··· Material provided

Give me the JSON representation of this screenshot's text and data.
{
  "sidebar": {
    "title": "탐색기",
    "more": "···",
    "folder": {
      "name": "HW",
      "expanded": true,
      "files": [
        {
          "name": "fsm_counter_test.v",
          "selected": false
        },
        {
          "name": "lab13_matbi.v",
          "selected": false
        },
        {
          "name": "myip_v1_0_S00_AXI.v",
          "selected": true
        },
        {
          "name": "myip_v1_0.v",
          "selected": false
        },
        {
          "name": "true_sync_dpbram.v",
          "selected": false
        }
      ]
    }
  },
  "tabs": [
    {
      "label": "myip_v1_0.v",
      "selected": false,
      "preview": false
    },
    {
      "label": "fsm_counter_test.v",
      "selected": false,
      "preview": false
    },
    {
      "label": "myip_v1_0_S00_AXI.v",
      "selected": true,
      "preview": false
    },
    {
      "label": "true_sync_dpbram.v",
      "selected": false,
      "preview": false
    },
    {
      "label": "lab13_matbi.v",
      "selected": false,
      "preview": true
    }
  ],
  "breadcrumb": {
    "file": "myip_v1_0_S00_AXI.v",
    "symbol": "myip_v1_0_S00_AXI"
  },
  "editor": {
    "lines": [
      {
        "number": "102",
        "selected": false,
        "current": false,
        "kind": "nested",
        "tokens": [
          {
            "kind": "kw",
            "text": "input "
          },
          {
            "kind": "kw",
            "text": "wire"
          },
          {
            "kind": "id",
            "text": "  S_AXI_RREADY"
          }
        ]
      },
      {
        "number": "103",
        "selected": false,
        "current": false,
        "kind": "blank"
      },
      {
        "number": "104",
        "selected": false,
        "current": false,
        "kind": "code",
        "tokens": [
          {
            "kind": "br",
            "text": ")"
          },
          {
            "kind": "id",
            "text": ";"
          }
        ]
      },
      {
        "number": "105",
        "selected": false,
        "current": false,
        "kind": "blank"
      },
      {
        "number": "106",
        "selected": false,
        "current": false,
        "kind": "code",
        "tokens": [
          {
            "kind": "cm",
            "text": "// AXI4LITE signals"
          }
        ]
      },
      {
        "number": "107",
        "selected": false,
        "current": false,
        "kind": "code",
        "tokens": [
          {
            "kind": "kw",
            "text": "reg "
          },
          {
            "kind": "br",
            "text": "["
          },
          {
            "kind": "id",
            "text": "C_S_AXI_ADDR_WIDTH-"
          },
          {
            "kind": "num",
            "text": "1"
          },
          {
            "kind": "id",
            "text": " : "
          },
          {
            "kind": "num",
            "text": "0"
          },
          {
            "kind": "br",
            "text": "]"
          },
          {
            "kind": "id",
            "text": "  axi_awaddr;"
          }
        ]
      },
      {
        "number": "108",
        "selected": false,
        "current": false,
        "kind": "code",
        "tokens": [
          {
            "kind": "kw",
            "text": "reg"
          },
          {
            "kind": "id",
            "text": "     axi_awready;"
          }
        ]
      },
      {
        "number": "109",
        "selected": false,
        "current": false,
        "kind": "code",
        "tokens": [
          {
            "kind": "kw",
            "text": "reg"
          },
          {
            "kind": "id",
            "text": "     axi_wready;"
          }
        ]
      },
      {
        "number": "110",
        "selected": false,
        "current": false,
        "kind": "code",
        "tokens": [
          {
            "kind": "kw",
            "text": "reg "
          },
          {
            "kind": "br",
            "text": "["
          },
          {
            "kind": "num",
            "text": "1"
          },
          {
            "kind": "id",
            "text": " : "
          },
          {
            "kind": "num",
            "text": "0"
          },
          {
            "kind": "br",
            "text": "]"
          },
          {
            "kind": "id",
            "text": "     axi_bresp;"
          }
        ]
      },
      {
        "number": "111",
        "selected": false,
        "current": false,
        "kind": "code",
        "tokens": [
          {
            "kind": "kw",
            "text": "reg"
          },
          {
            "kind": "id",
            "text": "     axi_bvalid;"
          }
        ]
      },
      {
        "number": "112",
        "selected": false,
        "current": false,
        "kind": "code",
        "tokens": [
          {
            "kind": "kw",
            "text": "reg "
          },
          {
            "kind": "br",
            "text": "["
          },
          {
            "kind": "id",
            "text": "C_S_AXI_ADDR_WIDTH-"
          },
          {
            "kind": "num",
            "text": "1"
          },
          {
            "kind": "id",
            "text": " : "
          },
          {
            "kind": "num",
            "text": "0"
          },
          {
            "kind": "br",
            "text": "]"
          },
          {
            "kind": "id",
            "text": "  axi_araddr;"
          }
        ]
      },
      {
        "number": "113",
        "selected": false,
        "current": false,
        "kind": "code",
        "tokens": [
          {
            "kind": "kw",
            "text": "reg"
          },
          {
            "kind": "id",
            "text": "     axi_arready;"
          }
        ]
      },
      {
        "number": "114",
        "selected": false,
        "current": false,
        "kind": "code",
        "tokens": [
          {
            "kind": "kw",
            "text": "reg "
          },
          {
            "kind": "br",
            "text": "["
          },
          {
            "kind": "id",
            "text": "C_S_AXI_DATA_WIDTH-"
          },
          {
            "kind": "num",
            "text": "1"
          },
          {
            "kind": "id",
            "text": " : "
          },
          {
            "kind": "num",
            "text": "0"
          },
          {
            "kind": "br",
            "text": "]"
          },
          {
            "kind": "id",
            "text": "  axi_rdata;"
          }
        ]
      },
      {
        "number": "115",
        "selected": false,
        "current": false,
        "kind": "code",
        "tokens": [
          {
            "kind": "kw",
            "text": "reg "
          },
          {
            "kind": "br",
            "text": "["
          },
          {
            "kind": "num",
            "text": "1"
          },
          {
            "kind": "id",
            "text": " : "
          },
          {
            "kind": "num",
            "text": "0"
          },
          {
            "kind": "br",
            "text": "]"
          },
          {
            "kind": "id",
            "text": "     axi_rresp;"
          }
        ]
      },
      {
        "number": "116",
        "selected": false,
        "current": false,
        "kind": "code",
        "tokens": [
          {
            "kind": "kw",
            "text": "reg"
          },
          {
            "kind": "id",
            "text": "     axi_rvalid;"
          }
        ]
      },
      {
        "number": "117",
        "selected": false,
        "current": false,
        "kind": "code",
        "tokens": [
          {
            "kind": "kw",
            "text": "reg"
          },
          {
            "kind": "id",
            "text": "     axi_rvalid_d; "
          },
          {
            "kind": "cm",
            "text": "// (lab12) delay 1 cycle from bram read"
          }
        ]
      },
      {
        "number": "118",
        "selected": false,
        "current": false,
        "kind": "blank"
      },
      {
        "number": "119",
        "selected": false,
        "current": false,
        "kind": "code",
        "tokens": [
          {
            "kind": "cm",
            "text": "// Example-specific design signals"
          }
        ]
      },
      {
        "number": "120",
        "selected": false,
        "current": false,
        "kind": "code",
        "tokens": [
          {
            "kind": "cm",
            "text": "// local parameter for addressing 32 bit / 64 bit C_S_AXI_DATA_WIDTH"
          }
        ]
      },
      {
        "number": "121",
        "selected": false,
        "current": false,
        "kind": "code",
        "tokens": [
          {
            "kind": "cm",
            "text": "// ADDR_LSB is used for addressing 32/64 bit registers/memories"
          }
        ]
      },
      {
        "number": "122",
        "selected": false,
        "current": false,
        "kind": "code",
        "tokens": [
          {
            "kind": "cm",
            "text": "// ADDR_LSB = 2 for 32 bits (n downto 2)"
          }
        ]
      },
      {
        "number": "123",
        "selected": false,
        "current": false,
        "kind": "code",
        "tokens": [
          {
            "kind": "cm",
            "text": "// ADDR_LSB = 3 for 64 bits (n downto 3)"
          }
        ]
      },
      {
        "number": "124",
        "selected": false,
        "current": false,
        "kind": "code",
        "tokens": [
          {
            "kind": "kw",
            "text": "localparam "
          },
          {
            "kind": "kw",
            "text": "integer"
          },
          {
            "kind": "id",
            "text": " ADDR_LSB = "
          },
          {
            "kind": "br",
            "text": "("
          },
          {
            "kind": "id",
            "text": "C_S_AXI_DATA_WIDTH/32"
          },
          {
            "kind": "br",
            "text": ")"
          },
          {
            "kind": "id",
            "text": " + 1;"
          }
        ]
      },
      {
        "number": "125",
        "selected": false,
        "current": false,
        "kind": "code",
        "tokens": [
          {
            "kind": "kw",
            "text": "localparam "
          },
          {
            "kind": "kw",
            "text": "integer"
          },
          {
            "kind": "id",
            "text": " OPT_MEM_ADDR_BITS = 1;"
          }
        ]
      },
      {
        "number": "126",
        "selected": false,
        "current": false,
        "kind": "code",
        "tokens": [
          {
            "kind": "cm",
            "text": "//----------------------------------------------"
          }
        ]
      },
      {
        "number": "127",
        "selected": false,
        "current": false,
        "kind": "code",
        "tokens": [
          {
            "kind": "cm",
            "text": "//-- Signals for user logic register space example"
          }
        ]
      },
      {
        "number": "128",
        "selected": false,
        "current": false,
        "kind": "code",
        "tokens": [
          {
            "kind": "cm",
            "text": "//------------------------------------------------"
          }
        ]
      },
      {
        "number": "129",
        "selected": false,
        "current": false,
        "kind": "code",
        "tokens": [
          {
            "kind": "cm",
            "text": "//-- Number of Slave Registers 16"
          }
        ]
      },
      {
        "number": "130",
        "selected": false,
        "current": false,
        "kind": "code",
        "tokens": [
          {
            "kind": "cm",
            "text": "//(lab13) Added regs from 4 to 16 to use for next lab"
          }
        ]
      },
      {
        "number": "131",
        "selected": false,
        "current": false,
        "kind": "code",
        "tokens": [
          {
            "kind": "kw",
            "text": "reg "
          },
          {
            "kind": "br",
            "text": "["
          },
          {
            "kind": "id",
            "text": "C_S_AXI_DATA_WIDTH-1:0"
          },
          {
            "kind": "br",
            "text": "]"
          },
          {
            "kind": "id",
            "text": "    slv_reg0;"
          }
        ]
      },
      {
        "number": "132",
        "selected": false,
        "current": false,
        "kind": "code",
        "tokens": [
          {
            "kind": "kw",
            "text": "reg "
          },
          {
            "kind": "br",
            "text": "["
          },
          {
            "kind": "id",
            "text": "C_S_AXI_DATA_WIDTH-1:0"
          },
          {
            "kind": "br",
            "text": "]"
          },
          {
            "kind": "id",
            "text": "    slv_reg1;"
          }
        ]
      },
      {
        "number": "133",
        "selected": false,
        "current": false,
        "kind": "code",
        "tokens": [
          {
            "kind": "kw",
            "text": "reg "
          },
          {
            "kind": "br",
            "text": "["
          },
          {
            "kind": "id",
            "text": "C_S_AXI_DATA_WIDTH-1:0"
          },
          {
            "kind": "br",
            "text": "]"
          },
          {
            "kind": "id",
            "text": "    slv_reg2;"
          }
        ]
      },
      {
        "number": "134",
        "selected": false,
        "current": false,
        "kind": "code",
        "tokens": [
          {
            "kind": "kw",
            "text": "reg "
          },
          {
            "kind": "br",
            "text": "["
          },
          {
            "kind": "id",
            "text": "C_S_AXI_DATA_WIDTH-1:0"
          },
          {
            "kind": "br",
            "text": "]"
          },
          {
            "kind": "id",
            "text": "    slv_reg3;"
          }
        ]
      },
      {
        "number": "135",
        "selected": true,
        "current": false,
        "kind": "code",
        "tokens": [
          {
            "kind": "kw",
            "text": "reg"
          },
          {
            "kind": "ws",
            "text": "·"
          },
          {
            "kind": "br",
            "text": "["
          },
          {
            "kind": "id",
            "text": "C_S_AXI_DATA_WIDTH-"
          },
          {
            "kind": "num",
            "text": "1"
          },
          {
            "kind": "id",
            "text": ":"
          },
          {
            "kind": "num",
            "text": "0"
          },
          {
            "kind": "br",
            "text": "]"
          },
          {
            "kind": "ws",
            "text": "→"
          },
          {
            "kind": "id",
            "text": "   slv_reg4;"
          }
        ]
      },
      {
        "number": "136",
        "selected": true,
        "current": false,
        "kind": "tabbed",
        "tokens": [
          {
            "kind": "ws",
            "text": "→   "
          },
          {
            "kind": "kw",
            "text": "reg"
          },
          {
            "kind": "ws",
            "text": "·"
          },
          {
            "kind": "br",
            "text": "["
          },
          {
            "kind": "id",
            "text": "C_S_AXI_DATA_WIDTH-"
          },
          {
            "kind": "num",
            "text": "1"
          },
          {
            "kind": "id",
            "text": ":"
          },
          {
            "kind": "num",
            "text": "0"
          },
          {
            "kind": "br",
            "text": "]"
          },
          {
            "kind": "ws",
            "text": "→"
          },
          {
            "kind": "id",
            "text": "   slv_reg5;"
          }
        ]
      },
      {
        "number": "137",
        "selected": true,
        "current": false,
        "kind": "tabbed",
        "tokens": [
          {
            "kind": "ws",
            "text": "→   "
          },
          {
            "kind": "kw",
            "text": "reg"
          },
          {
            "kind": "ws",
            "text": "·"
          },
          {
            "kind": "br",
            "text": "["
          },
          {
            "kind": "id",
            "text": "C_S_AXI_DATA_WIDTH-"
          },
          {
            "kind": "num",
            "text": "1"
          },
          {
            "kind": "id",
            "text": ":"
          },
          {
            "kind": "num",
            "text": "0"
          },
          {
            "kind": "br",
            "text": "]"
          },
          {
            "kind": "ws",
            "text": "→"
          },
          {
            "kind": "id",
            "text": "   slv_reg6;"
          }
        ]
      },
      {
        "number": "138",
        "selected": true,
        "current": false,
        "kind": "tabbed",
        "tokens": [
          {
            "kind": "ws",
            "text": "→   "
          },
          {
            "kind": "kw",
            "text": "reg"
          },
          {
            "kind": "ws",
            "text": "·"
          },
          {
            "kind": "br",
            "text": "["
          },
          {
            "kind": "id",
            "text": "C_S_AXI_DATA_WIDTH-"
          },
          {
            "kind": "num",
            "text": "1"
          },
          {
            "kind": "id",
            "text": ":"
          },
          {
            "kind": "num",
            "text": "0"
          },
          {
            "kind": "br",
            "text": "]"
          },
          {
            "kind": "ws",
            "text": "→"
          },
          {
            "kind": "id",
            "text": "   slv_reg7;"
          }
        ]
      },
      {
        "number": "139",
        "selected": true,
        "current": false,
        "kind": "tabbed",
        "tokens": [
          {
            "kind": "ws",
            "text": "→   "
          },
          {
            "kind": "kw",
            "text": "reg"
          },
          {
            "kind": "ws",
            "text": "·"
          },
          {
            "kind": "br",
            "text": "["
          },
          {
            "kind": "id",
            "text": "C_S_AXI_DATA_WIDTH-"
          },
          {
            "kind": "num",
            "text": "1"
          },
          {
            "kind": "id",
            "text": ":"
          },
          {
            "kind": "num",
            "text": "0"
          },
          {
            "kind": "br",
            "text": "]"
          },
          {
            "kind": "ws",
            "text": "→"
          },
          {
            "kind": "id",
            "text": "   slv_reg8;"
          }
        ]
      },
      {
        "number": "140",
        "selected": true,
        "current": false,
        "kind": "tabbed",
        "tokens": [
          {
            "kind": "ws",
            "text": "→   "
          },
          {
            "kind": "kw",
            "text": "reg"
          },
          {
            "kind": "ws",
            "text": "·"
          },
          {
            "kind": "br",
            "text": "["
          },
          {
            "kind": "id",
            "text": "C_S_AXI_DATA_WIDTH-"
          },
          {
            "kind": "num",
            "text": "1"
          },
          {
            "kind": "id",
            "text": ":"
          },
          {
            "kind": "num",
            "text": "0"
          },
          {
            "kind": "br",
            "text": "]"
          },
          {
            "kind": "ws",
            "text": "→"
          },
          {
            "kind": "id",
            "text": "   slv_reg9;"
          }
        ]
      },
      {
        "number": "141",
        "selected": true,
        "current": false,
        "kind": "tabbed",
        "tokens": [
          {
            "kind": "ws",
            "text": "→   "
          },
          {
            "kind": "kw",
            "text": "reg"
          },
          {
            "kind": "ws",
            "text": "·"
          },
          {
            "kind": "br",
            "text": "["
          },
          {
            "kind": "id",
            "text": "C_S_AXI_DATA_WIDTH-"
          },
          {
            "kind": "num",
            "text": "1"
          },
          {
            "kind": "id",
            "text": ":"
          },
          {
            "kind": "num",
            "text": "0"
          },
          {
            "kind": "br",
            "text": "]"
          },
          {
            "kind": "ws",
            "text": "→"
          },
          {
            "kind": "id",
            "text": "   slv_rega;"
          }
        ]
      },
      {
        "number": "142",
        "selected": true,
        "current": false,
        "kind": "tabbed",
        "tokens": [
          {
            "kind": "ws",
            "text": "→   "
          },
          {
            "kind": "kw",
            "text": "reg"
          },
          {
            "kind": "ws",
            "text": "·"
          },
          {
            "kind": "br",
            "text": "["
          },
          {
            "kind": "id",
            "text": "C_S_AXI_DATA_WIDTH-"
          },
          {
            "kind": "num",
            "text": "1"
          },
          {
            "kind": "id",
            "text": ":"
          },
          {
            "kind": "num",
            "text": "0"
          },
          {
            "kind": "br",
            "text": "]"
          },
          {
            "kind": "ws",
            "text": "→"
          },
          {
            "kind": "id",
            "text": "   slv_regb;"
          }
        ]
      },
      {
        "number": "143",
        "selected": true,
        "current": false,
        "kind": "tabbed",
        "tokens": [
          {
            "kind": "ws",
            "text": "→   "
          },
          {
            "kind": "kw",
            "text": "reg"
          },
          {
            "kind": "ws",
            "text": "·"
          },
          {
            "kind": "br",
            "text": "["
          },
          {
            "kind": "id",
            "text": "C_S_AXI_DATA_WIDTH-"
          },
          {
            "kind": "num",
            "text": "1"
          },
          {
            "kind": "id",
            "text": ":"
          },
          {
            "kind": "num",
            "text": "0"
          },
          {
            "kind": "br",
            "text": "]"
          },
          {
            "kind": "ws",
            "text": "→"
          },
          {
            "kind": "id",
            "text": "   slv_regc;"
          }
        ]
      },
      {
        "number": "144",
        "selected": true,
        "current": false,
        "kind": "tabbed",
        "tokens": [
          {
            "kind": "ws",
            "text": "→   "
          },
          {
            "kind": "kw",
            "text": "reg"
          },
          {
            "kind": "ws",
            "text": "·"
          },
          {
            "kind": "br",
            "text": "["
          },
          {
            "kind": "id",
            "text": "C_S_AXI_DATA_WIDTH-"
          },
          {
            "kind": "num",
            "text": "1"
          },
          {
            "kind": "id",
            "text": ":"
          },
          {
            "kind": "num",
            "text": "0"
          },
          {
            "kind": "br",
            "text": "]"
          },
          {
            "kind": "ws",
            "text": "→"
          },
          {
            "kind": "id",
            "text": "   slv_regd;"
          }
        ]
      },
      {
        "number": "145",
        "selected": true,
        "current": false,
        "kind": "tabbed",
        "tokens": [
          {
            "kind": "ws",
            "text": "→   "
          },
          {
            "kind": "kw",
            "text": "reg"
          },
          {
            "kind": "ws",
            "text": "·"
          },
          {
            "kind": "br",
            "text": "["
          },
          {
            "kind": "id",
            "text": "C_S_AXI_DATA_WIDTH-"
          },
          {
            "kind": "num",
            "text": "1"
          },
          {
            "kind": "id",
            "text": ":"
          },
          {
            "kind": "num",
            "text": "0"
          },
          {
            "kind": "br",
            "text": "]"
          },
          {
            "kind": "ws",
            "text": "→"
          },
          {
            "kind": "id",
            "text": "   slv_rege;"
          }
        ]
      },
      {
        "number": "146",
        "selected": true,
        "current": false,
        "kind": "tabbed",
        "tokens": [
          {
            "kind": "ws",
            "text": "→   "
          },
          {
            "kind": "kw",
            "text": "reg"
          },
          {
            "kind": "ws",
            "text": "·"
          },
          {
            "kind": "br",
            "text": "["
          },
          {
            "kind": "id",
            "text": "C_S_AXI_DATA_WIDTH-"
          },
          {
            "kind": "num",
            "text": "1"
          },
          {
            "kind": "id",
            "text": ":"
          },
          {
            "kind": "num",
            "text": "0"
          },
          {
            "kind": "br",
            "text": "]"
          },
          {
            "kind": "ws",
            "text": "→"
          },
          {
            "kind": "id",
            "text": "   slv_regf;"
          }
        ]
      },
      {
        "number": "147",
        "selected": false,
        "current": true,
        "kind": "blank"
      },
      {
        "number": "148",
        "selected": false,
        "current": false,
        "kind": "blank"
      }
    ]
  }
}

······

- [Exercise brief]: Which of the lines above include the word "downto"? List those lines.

- [Solution to this problem]:
            "text": "// ADDR_LSB = 2 for 32 bits (n downto 2)"
            "text": "// ADDR_LSB = 3 for 64 bits (n downto 3)"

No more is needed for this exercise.